• **Work task**
Every entry is to be returned as it stands, apart from the pictures.

*** Exercise input Section Begins ***

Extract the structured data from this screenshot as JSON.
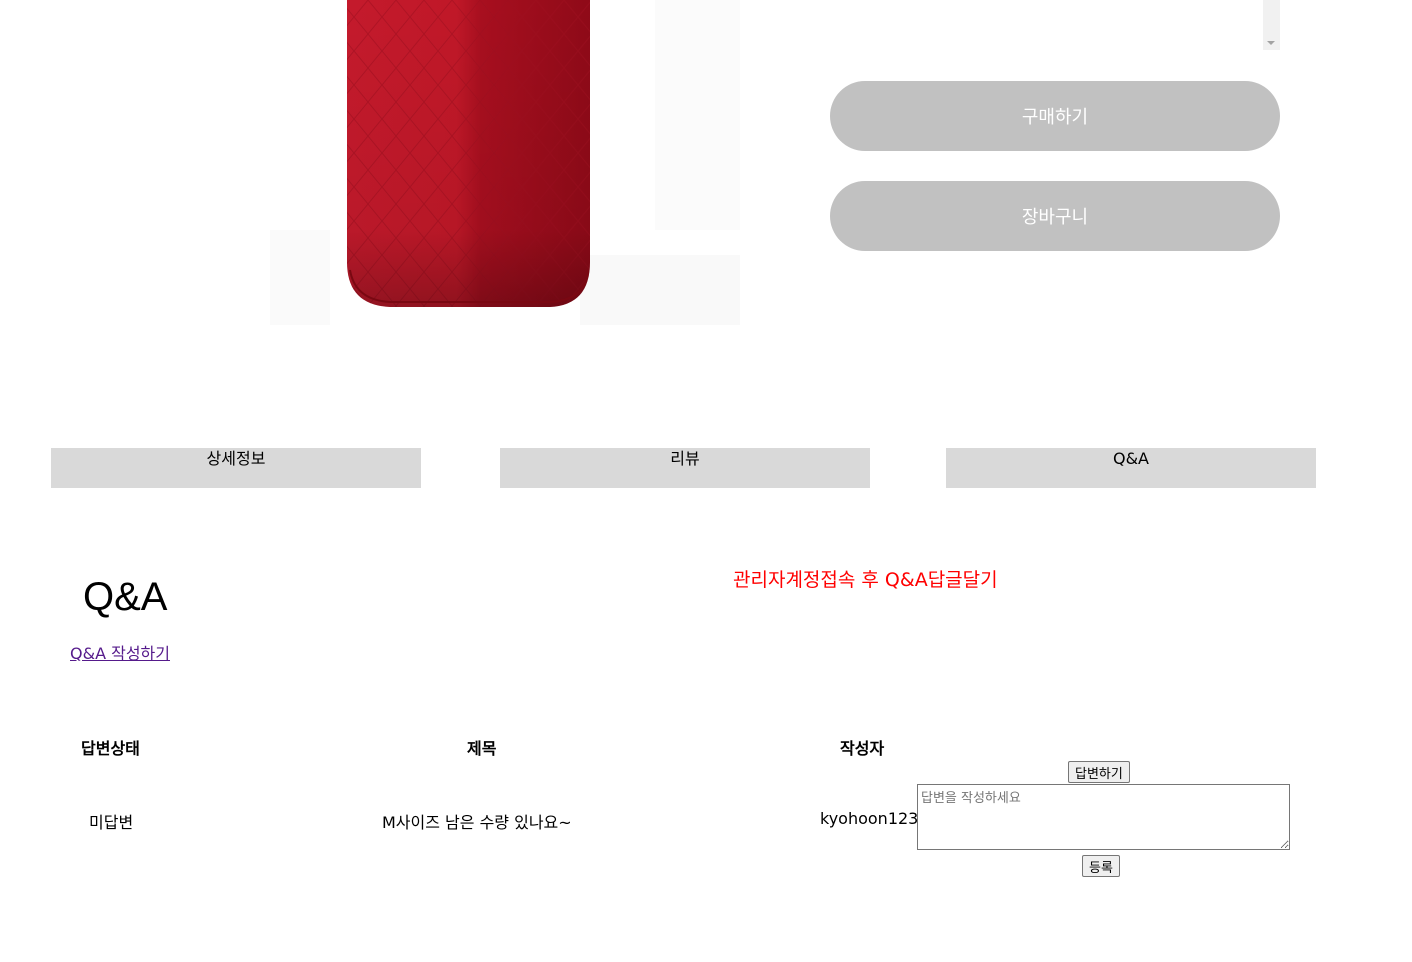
{
  "product": {
    "buy_label": "구매하기",
    "cart_label": "장바구니",
    "button_color": "#c1c1c1"
  },
  "tabs": [
    {
      "label": "상세정보"
    },
    {
      "label": "리뷰"
    },
    {
      "label": "Q&A"
    }
  ],
  "qa": {
    "title": "Q&A",
    "admin_note": "관리자계정접속 후 Q&A답글달기",
    "write_link": "Q&A 작성하기",
    "headers": {
      "status": "답변상태",
      "subject": "제목",
      "author": "작성자"
    },
    "rows": [
      {
        "status": "미답변",
        "subject": "M사이즈 남은 수량 있나요~",
        "author": "kyohoon123",
        "answer_button": "답변하기",
        "answer_placeholder": "답변을 작성하세요",
        "submit_button": "등록"
      }
    ]
  }
}
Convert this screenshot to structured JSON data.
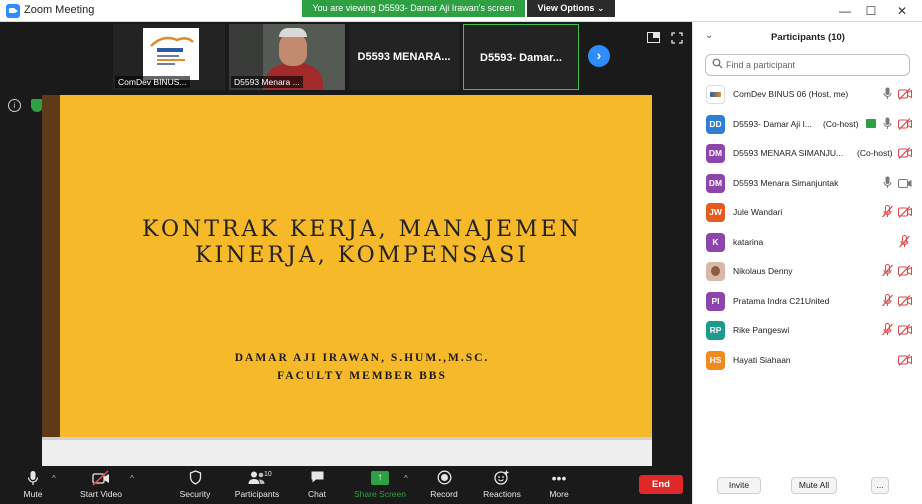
{
  "window": {
    "title": "Zoom Meeting",
    "viewing_banner": "You are viewing D5593- Damar Aji Irawan's screen",
    "view_options": "View Options ⌄",
    "minimize": "—",
    "maximize": "☐",
    "close": "✕"
  },
  "thumbnails": [
    {
      "label": "ComDev BINUS..."
    },
    {
      "label": "D5593 Menara ..."
    },
    {
      "name": "D5593 MENARA..."
    },
    {
      "name": "D5593- Damar..."
    }
  ],
  "slide": {
    "title_line1": "KONTRAK KERJA, MANAJEMEN",
    "title_line2": "KINERJA, KOMPENSASI",
    "author_line1": "DAMAR AJI IRAWAN, S.HUM.,M.SC.",
    "author_line2": "FACULTY MEMBER BBS"
  },
  "toolbar": {
    "mute": "Mute",
    "start_video": "Start Video",
    "security": "Security",
    "participants": "Participants",
    "participants_count": "10",
    "chat": "Chat",
    "share_screen": "Share Screen",
    "record": "Record",
    "reactions": "Reactions",
    "more": "More",
    "end": "End"
  },
  "panel": {
    "title": "Participants (10)",
    "search_placeholder": "Find a participant",
    "invite": "Invite",
    "mute_all": "Mute All",
    "more": "..."
  },
  "participants": [
    {
      "initials": "",
      "name": "ComDev BINUS 06 (Host, me)",
      "tag": "",
      "color": "#ffffff",
      "avatar": "logo",
      "mic": "on",
      "video": "off"
    },
    {
      "initials": "DD",
      "name": "D5593- Damar Aji I...",
      "tag": "(Co-host)",
      "color": "#2d7fd3",
      "avatar": "initials",
      "mic": "on",
      "video": "off",
      "sharing": true
    },
    {
      "initials": "DM",
      "name": "D5593 MENARA SIMANJU...",
      "tag": "(Co-host)",
      "color": "#8e44ad",
      "avatar": "initials",
      "mic": "none",
      "video": "off"
    },
    {
      "initials": "DM",
      "name": "D5593 Menara Simanjuntak",
      "tag": "",
      "color": "#8e44ad",
      "avatar": "initials",
      "mic": "on",
      "video": "on"
    },
    {
      "initials": "JW",
      "name": "Jule Wandari",
      "tag": "",
      "color": "#e8591c",
      "avatar": "initials",
      "mic": "off",
      "video": "off"
    },
    {
      "initials": "K",
      "name": "katarina",
      "tag": "",
      "color": "#8e44ad",
      "avatar": "initials",
      "mic": "off",
      "video": "none"
    },
    {
      "initials": "",
      "name": "Nikolaus Denny",
      "tag": "",
      "color": "#d7b9a6",
      "avatar": "photo",
      "mic": "off",
      "video": "off"
    },
    {
      "initials": "PI",
      "name": "Pratama Indra C21United",
      "tag": "",
      "color": "#8e44ad",
      "avatar": "initials",
      "mic": "off",
      "video": "off"
    },
    {
      "initials": "RP",
      "name": "Rike Pangeswi",
      "tag": "",
      "color": "#1a9c8c",
      "avatar": "initials",
      "mic": "off",
      "video": "off"
    },
    {
      "initials": "HS",
      "name": "Hayati Siahaan",
      "tag": "",
      "color": "#f08a1c",
      "avatar": "initials",
      "mic": "none",
      "video": "off"
    }
  ],
  "colors": {
    "accent": "#2d8cff",
    "banner_green": "#2ea043",
    "slide_bg": "#f6b929",
    "slide_bar": "#5d3b19",
    "end_red": "#e02828",
    "muted_red": "#e04646"
  }
}
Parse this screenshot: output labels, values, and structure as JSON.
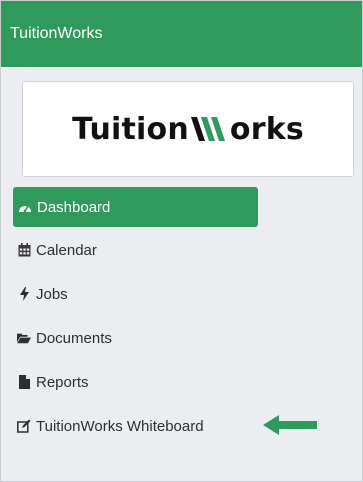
{
  "app": {
    "title": "TuitionWorks",
    "logo_text": "TuitionWorks"
  },
  "colors": {
    "brand_green": "#2f9a5c",
    "sidebar_bg": "#ebedf0",
    "text": "#2b2f33"
  },
  "sidebar": {
    "active_item": "Dashboard",
    "items": [
      {
        "label": "Dashboard",
        "icon": "tachometer-icon"
      },
      {
        "label": "Calendar",
        "icon": "calendar-icon"
      },
      {
        "label": "Jobs",
        "icon": "bolt-icon"
      },
      {
        "label": "Documents",
        "icon": "folder-open-icon"
      },
      {
        "label": "Reports",
        "icon": "file-icon"
      },
      {
        "label": "TuitionWorks Whiteboard",
        "icon": "edit-icon"
      }
    ]
  },
  "annotation": {
    "icon": "arrow-left-icon"
  }
}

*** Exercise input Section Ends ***

• **Problem solution**
Extract the structured data from this screenshot as JSON.
{
  "product": {
    "buy_label": "구매하기",
    "cart_label": "장바구니",
    "button_color": "#c1c1c1"
  },
  "tabs": [
    {
      "label": "상세정보"
    },
    {
      "label": "리뷰"
    },
    {
      "label": "Q&A"
    }
  ],
  "qa": {
    "title": "Q&A",
    "admin_note": "관리자계정접속 후 Q&A답글달기",
    "write_link": "Q&A 작성하기",
    "headers": {
      "status": "답변상태",
      "subject": "제목",
      "author": "작성자"
    },
    "rows": [
      {
        "status": "미답변",
        "subject": "M사이즈 남은 수량 있나요~",
        "author": "kyohoon123",
        "answer_button": "답변하기",
        "answer_placeholder": "답변을 작성하세요",
        "submit_button": "등록"
      }
    ]
  }
}
Convert this screenshot to structured JSON data.
{
  "window": {
    "title": "Zoom Meeting",
    "viewing_banner": "You are viewing D5593- Damar Aji Irawan's screen",
    "view_options": "View Options ⌄",
    "minimize": "—",
    "maximize": "☐",
    "close": "✕"
  },
  "thumbnails": [
    {
      "label": "ComDev BINUS..."
    },
    {
      "label": "D5593 Menara ..."
    },
    {
      "name": "D5593 MENARA..."
    },
    {
      "name": "D5593- Damar..."
    }
  ],
  "slide": {
    "title_line1": "KONTRAK KERJA, MANAJEMEN",
    "title_line2": "KINERJA, KOMPENSASI",
    "author_line1": "DAMAR AJI IRAWAN, S.HUM.,M.SC.",
    "author_line2": "FACULTY MEMBER BBS"
  },
  "toolbar": {
    "mute": "Mute",
    "start_video": "Start Video",
    "security": "Security",
    "participants": "Participants",
    "participants_count": "10",
    "chat": "Chat",
    "share_screen": "Share Screen",
    "record": "Record",
    "reactions": "Reactions",
    "more": "More",
    "end": "End"
  },
  "panel": {
    "title": "Participants (10)",
    "search_placeholder": "Find a participant",
    "invite": "Invite",
    "mute_all": "Mute All",
    "more": "..."
  },
  "participants": [
    {
      "initials": "",
      "name": "ComDev BINUS 06 (Host, me)",
      "tag": "",
      "color": "#ffffff",
      "avatar": "logo",
      "mic": "on",
      "video": "off"
    },
    {
      "initials": "DD",
      "name": "D5593- Damar Aji I...",
      "tag": "(Co-host)",
      "color": "#2d7fd3",
      "avatar": "initials",
      "mic": "on",
      "video": "off",
      "sharing": true
    },
    {
      "initials": "DM",
      "name": "D5593 MENARA SIMANJU...",
      "tag": "(Co-host)",
      "color": "#8e44ad",
      "avatar": "initials",
      "mic": "none",
      "video": "off"
    },
    {
      "initials": "DM",
      "name": "D5593 Menara Simanjuntak",
      "tag": "",
      "color": "#8e44ad",
      "avatar": "initials",
      "mic": "on",
      "video": "on"
    },
    {
      "initials": "JW",
      "name": "Jule Wandari",
      "tag": "",
      "color": "#e8591c",
      "avatar": "initials",
      "mic": "off",
      "video": "off"
    },
    {
      "initials": "K",
      "name": "katarina",
      "tag": "",
      "color": "#8e44ad",
      "avatar": "initials",
      "mic": "off",
      "video": "none"
    },
    {
      "initials": "",
      "name": "Nikolaus Denny",
      "tag": "",
      "color": "#d7b9a6",
      "avatar": "photo",
      "mic": "off",
      "video": "off"
    },
    {
      "initials": "PI",
      "name": "Pratama Indra C21United",
      "tag": "",
      "color": "#8e44ad",
      "avatar": "initials",
      "mic": "off",
      "video": "off"
    },
    {
      "initials": "RP",
      "name": "Rike Pangeswi",
      "tag": "",
      "color": "#1a9c8c",
      "avatar": "initials",
      "mic": "off",
      "video": "off"
    },
    {
      "initials": "HS",
      "name": "Hayati Siahaan",
      "tag": "",
      "color": "#f08a1c",
      "avatar": "initials",
      "mic": "none",
      "video": "off"
    }
  ],
  "colors": {
    "accent": "#2d8cff",
    "banner_green": "#2ea043",
    "slide_bg": "#f6b929",
    "slide_bar": "#5d3b19",
    "end_red": "#e02828",
    "muted_red": "#e04646"
  }
}
Parse this screenshot: output labels, values, and structure as JSON.
{
  "app": {
    "title": "TuitionWorks",
    "logo_text": "TuitionWorks"
  },
  "colors": {
    "brand_green": "#2f9a5c",
    "sidebar_bg": "#ebedf0",
    "text": "#2b2f33"
  },
  "sidebar": {
    "active_item": "Dashboard",
    "items": [
      {
        "label": "Dashboard",
        "icon": "tachometer-icon"
      },
      {
        "label": "Calendar",
        "icon": "calendar-icon"
      },
      {
        "label": "Jobs",
        "icon": "bolt-icon"
      },
      {
        "label": "Documents",
        "icon": "folder-open-icon"
      },
      {
        "label": "Reports",
        "icon": "file-icon"
      },
      {
        "label": "TuitionWorks Whiteboard",
        "icon": "edit-icon"
      }
    ]
  },
  "annotation": {
    "icon": "arrow-left-icon"
  }
}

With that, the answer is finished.